SOURCE DATA:
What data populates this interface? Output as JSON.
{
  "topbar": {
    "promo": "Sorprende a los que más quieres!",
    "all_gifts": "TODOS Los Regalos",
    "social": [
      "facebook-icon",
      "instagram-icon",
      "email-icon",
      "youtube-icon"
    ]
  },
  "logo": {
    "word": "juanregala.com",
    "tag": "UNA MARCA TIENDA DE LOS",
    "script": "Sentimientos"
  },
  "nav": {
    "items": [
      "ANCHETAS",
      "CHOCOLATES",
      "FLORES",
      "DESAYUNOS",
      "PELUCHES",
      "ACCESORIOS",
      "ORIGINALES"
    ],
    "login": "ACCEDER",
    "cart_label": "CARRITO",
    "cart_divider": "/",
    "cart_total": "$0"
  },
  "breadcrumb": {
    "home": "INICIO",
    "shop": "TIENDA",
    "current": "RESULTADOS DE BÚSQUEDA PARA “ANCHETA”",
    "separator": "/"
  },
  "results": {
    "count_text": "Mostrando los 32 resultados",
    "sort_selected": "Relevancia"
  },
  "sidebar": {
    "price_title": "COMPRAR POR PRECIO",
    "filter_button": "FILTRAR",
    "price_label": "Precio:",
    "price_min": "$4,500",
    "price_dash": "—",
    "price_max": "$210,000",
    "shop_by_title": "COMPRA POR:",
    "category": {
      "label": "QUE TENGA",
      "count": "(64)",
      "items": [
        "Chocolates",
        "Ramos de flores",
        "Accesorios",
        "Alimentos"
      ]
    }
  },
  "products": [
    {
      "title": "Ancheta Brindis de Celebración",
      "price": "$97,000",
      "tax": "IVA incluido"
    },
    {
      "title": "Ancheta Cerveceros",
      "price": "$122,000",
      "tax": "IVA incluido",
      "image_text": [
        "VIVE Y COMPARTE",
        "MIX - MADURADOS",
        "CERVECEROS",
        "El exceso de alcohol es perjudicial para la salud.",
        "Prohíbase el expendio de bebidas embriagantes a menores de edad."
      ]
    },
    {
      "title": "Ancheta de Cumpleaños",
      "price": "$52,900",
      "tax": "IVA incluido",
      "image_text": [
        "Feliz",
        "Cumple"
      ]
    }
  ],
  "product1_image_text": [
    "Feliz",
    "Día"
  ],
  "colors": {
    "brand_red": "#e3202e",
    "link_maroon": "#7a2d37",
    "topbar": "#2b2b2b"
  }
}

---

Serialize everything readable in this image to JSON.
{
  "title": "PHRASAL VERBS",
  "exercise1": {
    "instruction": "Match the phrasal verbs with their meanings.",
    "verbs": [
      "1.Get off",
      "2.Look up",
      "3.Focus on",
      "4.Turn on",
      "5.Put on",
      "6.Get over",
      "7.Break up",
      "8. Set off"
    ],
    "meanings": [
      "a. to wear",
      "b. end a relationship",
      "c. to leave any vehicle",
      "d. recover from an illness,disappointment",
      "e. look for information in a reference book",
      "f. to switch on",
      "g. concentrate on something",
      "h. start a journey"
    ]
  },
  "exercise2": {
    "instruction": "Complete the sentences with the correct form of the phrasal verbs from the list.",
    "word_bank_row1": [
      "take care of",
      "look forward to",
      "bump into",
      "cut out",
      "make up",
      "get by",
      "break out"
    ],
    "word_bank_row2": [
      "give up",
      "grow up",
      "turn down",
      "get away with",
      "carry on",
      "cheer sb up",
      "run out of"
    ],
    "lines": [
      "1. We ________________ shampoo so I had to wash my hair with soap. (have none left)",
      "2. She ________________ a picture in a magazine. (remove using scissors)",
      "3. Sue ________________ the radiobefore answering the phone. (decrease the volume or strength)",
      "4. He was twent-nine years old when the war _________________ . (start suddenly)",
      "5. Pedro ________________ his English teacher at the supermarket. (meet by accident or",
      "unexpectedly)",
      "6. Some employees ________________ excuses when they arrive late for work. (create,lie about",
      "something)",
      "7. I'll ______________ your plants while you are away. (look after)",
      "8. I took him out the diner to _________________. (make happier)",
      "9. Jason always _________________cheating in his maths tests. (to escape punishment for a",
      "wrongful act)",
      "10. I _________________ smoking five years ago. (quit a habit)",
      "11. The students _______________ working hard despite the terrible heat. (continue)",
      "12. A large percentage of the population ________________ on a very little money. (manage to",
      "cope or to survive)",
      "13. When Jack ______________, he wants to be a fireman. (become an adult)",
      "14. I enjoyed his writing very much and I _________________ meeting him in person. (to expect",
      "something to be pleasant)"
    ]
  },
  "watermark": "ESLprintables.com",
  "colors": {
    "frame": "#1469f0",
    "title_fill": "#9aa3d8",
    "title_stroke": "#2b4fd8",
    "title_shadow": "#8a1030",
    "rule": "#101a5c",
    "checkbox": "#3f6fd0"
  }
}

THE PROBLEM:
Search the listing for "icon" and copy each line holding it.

EXPECTED ANSWER:
      "facebook-icon",
      "instagram-icon",
      "email-icon",
      "youtube-icon"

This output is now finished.